This is the first time that Microsoft has used internal speakers at its BlueHat security conference and I’m excited to be one of them. When I was approached with the invitation to present a session, I immediately thought of all the fun topics I’d like to talk about. For example, the current state of insecurity in off-the-shelf software and even security software, something I blogged about a while ago. Another topic I felt people would like to hear about is the state of rootkits and how I think they’ll evolve. “Hyperkits”, rootkits based on hypervisors, and the overblown hype they’ve gotten are a hot button of mine and were on my list.

In the end, though, I settled on something with less sizzle, but that I feel is much more important. That’s talking about what real security boundaries in Windows are and how hard they are to implement. It’s easy for a third-party to release a product that they say places a sandbox around Internet Explorer and sell it to the niche audience wanting the extra assurance of a secure browsing experience. However, these solutions derive their security from their niche status. Without being integrated into the operating system they cannot create a fool-proof sandbox, but malware authors target the masses, and the masses won’t be running these solutions.

Windows, on the other hand, is by definition on every Windows user’s desktop, so any technology billed as a security solution must be held to the highest standards. Unless we can guarantee that malware can’t escape based on a cookbook approach, we can’t say that we’ve created a security sandbox. Further, while third-parties can design a user-experience targeted at the “prosumer” who’s an active participant in their security management, Windows has to strive to provide security that’s as transparent as possible. Finally, Windows is committed to application compatibility, and any security boundary must have benefits that far outweigh the cost they cause by breaking compatibility. Again, third-parties can get away with breaking applications because their customers might willingly sign up for that cost.

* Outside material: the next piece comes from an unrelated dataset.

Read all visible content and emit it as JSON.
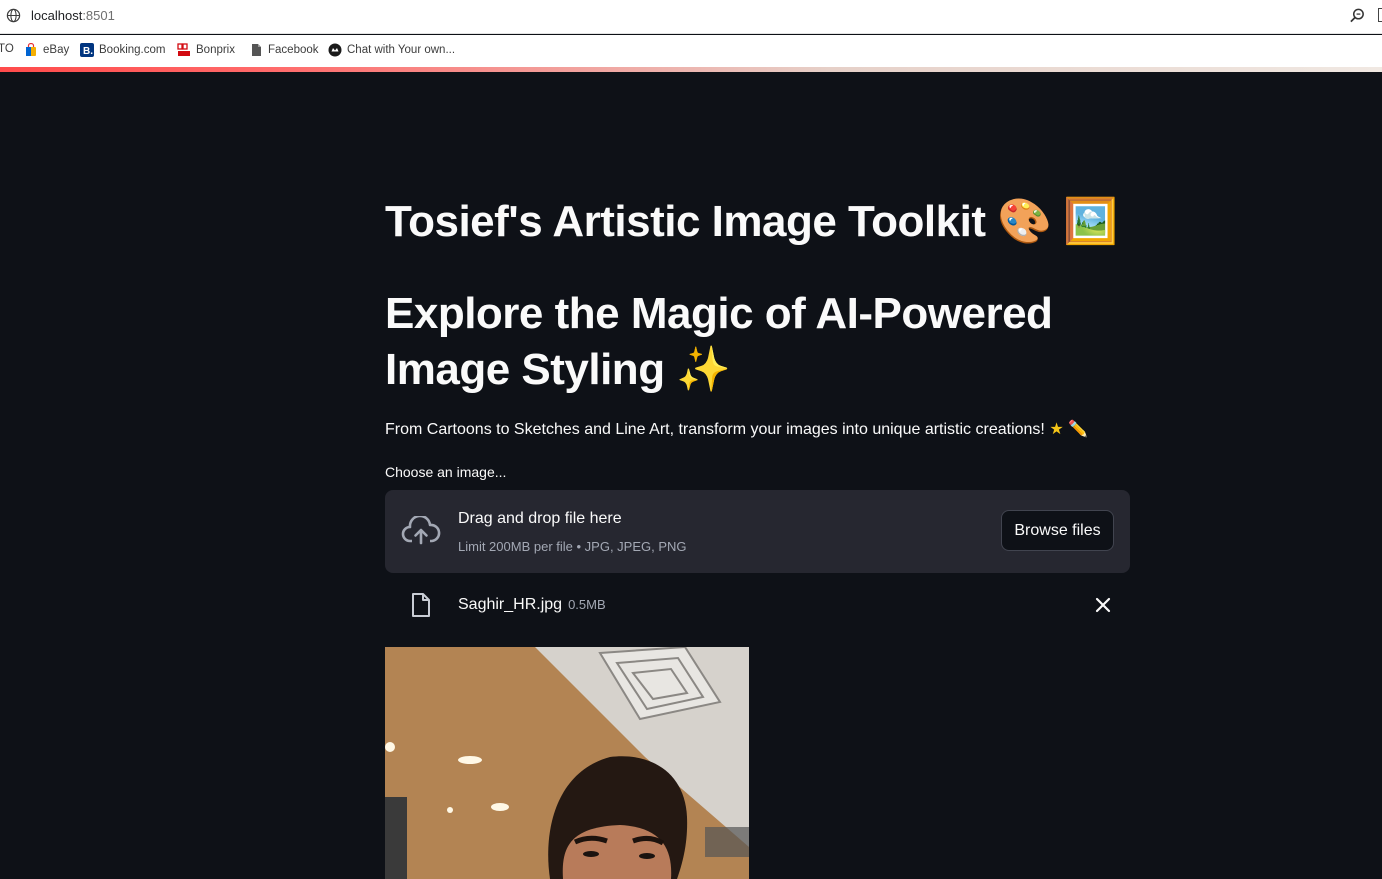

The bottom line is that there are many technologies in Windows that people perceive to be security boundaries, but that are not. In my talk I cover the real Windows security boundaries and then review the technologies, like Kernel Patch Protection, Kernel Mode Code Signing, and others, explaining why application compatibility, user experience, or fundamental architectural issues prevent them from achieving the status of a security boundary. It should be fun!